Greenpoint Press, New York, NY, 2020
This memoir of Jewish Iranian Esther Amini is at once moving and sad, funny and joyous; it is also highly instructive. For those of us who knew nothing of the history of the hidden Jews in Iran, how they came to be there and what they endured, this is indeed eye-opening.
This is a migration story both for Esther’s parents and earlier generations. It is also a tale of settlement in the USA, a story of a family and how its members met their many challenges, internal, societal and familial.
The author gives us a revealing picture of her parents and their attitudes, the things that made their characters and the life they adopted as emigrants fleeing their hazardous life in Iran.
Esther herself was born in America but led nothing like a typical American childhood. We meet her larger-than-life mother and a father who mostly wished to keep her away from society at large, in a time warp of sorts. The tale is told lineally and keeps the perspective of Esther’s age and outlook from small child to teenager to young woman and ultimately to the mature self of the present day.
We feel with her the puzzlements, pains and embarrassments of those years with the often outrageous, outspoken behaviour of her ebullient, strong and sympathetically drawn Americaphile mother (for whom we do feel such affection), and the enclosed resistance of her father alongside his desire to protect his daughter at all costs – but in the end we also share her understanding that both were loving parents.
The life she paints for us is full of both deeply painful times and very funny events, all graphically written and with great clarity of detail – the costume parade when she is draped in the garb of a Boukharian shepherd for Purim, the charade of the buying visit with her mother to Oscar de la Renta’s store, her mother’s learning to drive despite being illiterate, Esther’s own determination to enrol in college, her arranged marriage and its violence, her second marriage to her American husband and the happy times and work she enjoys.
In short, it’s a life like no other, but at the same time highly relatable for us all. We all struggle, fall, rise up (if we are lucky enough, determined and supported by family and friends), and reflect upon our position in our families, the love we need, receive and give. And this is what the author has done so very beautifully, enmeshing us in her singular story and the singular culture of the crypto-Jews, so foreign to most of us, but at the same time, in a story which invites us into the intimacy of what we all share.

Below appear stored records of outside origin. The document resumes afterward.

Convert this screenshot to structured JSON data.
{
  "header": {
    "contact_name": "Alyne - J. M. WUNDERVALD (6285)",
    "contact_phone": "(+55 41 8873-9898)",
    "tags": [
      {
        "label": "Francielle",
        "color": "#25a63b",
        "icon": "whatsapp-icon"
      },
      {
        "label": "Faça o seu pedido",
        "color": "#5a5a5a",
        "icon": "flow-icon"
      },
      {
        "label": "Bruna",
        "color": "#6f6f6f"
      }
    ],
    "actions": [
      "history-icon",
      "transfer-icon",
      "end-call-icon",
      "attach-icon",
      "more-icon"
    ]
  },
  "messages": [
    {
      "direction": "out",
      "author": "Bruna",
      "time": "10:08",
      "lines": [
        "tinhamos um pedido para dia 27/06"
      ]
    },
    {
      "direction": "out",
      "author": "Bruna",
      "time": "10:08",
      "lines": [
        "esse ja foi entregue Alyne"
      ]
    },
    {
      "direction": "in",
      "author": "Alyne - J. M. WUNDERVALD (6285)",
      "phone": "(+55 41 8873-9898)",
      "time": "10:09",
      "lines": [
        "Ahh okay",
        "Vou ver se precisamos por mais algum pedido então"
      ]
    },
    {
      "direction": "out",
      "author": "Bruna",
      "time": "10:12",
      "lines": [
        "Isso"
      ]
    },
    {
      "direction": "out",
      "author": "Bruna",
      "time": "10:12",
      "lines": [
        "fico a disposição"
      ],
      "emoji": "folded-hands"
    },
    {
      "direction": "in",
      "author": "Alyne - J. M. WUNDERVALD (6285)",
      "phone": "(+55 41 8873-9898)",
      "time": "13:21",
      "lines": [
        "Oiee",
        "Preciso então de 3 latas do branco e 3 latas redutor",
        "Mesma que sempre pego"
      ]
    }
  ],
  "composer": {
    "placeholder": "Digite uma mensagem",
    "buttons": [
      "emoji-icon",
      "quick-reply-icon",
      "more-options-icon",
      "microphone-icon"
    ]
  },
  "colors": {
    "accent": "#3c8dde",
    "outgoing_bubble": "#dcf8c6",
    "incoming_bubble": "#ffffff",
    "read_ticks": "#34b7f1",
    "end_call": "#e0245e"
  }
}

The memoir is finely crafted. Esther has a highly developed capacity to capture our emotions, to excite our interest and to make her story important to us. The writing is fluent and inclusive in its voice.
The honesty of the telling allows us, as reader strangers, a delicate intimacy with the writer, which stays with us well after the book’s ending. Esther has proved and affirmed her dad’s assertion: There is nothing more dangerous than a girl with a book.
Nothing more powerful either, I think.
Thank you to Esther and Greenpoint Press for the review copy of Concealed and for the opportunity to speak directly despite our distance. It was a privilege.